§ WORK ITEM
The entries below should be set down again exactly, with every picture left out.

§ PROVIDED MATERIAL
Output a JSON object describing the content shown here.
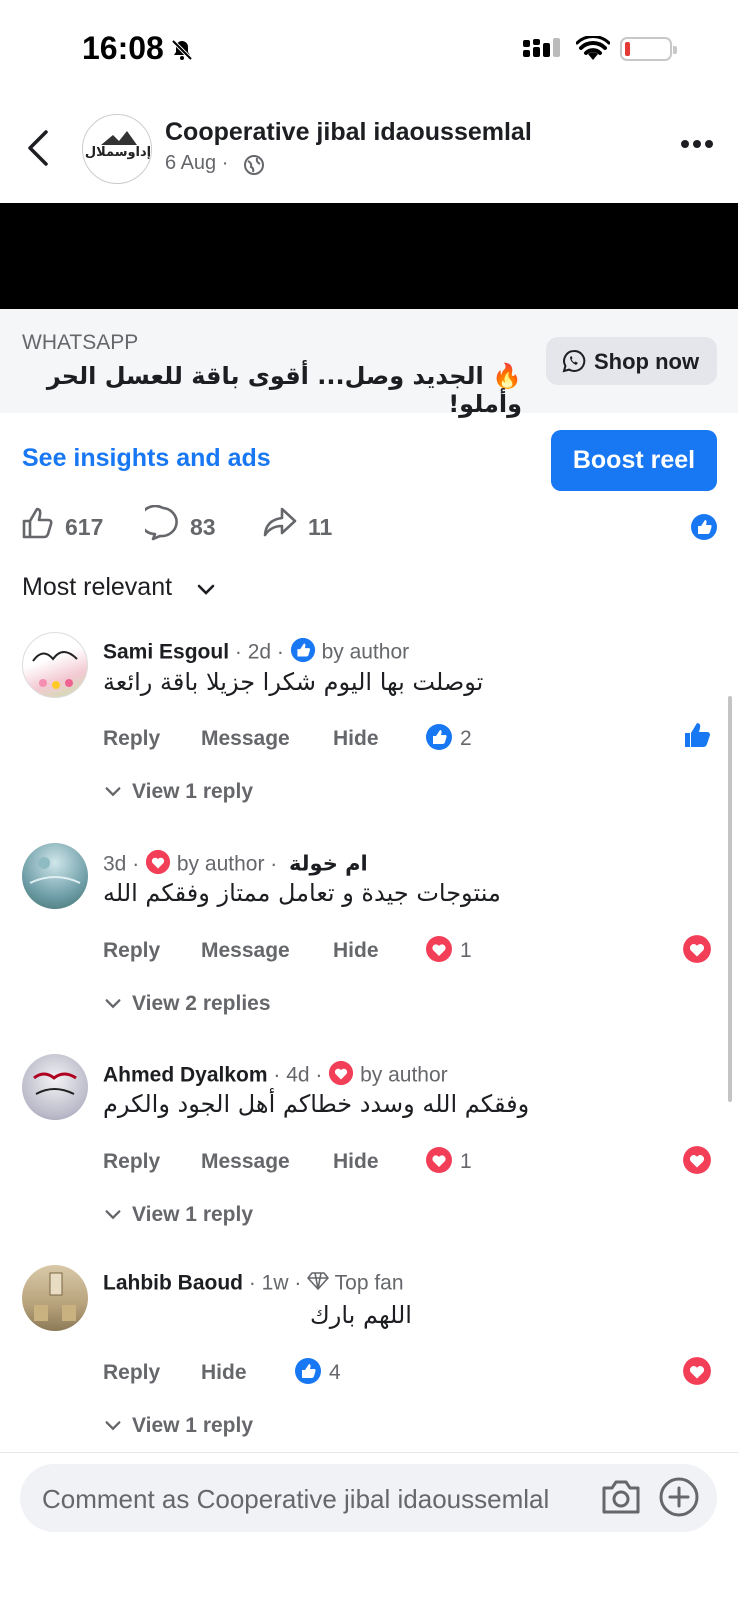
{
  "status_bar": {
    "time": "16:08"
  },
  "post": {
    "page_name": "Cooperative jibal idaoussemlal",
    "logo_text": "إداوسملال",
    "date": "6 Aug ·"
  },
  "ad": {
    "source": "WHATSAPP",
    "headline": "🔥 الجديد وصل... أقوى باقة للعسل الحر وأملو!",
    "cta": "Shop now"
  },
  "insights": {
    "link": "See insights and ads",
    "boost": "Boost reel"
  },
  "counts": {
    "likes": "617",
    "comments": "83",
    "shares": "11"
  },
  "sort": {
    "label": "Most relevant"
  },
  "comments": [
    {
      "name": "Sami Esgoul",
      "meta": " · 2d · ",
      "badge": "by author",
      "text": "توصلت بها اليوم شكرا جزيلا باقة رائعة",
      "actions": [
        "Reply",
        "Message",
        "Hide"
      ],
      "reaction_count": "2",
      "view_replies": "View 1 reply"
    },
    {
      "name": "ام خولة",
      "meta": "3d · ",
      "badge": "by author ·",
      "text": "منتوجات جيدة و تعامل ممتاز وفقكم الله",
      "actions": [
        "Reply",
        "Message",
        "Hide"
      ],
      "reaction_count": "1",
      "view_replies": "View 2 replies"
    },
    {
      "name": "Ahmed Dyalkom",
      "meta": " · 4d · ",
      "badge": "by author",
      "text": "وفقكم الله وسدد خطاكم أهل الجود والكرم",
      "actions": [
        "Reply",
        "Message",
        "Hide"
      ],
      "reaction_count": "1",
      "view_replies": "View 1 reply"
    },
    {
      "name": "Lahbib Baoud",
      "meta": " · 1w · ",
      "badge": "Top fan",
      "text": "اللهم بارك",
      "actions": [
        "Reply",
        "Hide"
      ],
      "reaction_count": "4",
      "view_replies": "View 1 reply"
    }
  ],
  "composer": {
    "placeholder": "Comment as Cooperative jibal idaoussemlal"
  },
  "colors": {
    "accent": "#1877f2",
    "love": "#f33e58",
    "muted": "#65676b"
  }
}
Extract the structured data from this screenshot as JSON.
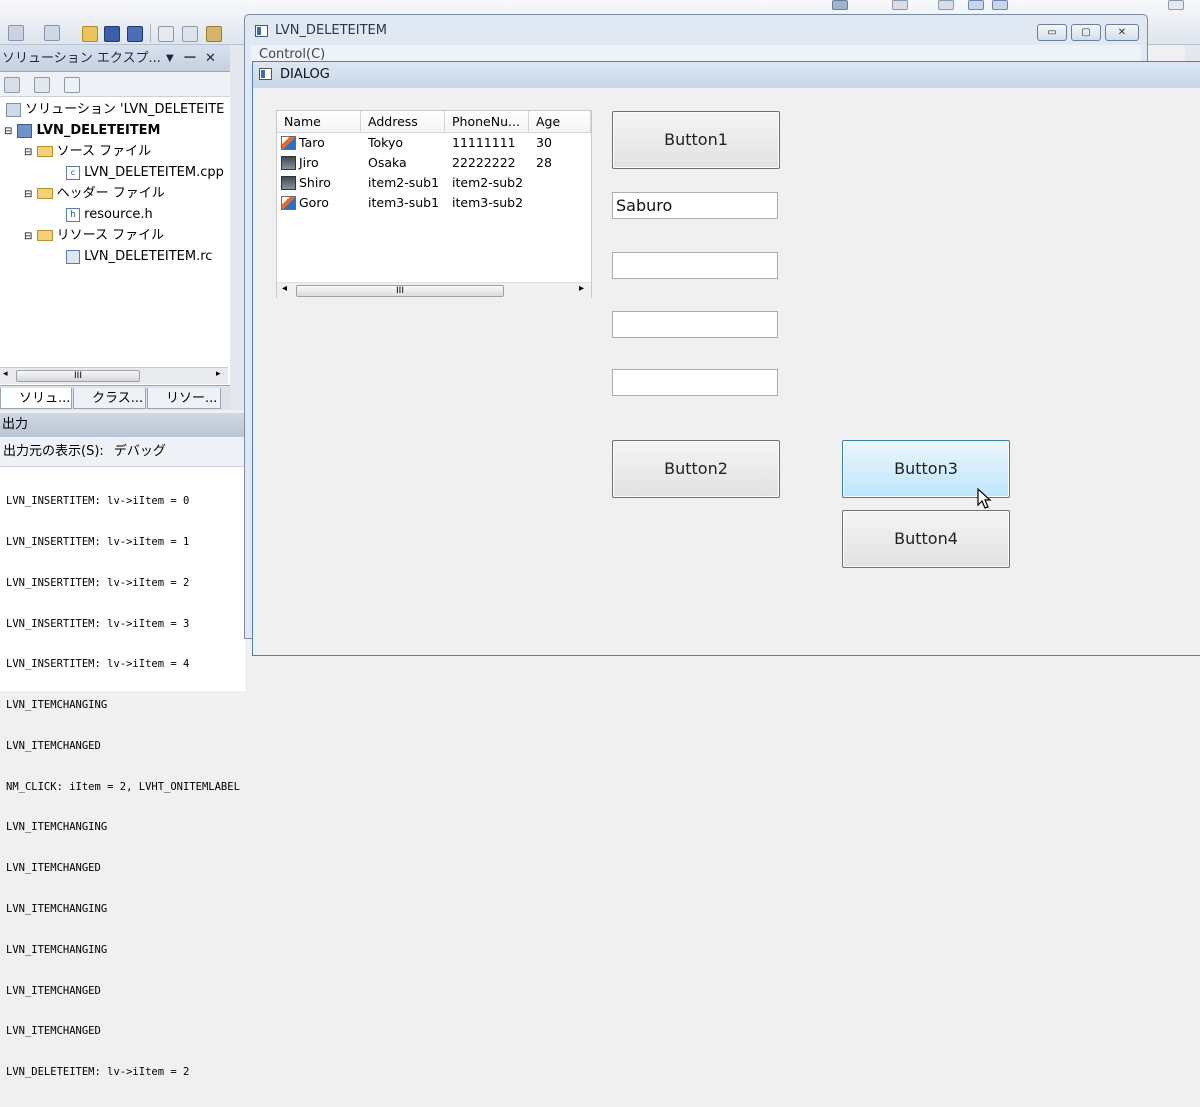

§ EXERCISE ANSWER
Output a JSON object describing the content shown here.
{
  "status_bar": {
    "time": "16:08"
  },
  "post": {
    "page_name": "Cooperative jibal idaoussemlal",
    "logo_text": "إداوسملال",
    "date": "6 Aug ·"
  },
  "ad": {
    "source": "WHATSAPP",
    "headline": "🔥 الجديد وصل... أقوى باقة للعسل الحر وأملو!",
    "cta": "Shop now"
  },
  "insights": {
    "link": "See insights and ads",
    "boost": "Boost reel"
  },
  "counts": {
    "likes": "617",
    "comments": "83",
    "shares": "11"
  },
  "sort": {
    "label": "Most relevant"
  },
  "comments": [
    {
      "name": "Sami Esgoul",
      "meta": " · 2d · ",
      "badge": "by author",
      "text": "توصلت بها اليوم شكرا جزيلا باقة رائعة",
      "actions": [
        "Reply",
        "Message",
        "Hide"
      ],
      "reaction_count": "2",
      "view_replies": "View 1 reply"
    },
    {
      "name": "ام خولة",
      "meta": "3d · ",
      "badge": "by author ·",
      "text": "منتوجات جيدة و تعامل ممتاز وفقكم الله",
      "actions": [
        "Reply",
        "Message",
        "Hide"
      ],
      "reaction_count": "1",
      "view_replies": "View 2 replies"
    },
    {
      "name": "Ahmed Dyalkom",
      "meta": " · 4d · ",
      "badge": "by author",
      "text": "وفقكم الله وسدد خطاكم أهل الجود والكرم",
      "actions": [
        "Reply",
        "Message",
        "Hide"
      ],
      "reaction_count": "1",
      "view_replies": "View 1 reply"
    },
    {
      "name": "Lahbib Baoud",
      "meta": " · 1w · ",
      "badge": "Top fan",
      "text": "اللهم بارك",
      "actions": [
        "Reply",
        "Hide"
      ],
      "reaction_count": "4",
      "view_replies": "View 1 reply"
    }
  ],
  "composer": {
    "placeholder": "Comment as Cooperative jibal idaoussemlal"
  },
  "colors": {
    "accent": "#1877f2",
    "love": "#f33e58",
    "muted": "#65676b"
  }
}
Extract the structured data from this screenshot as JSON.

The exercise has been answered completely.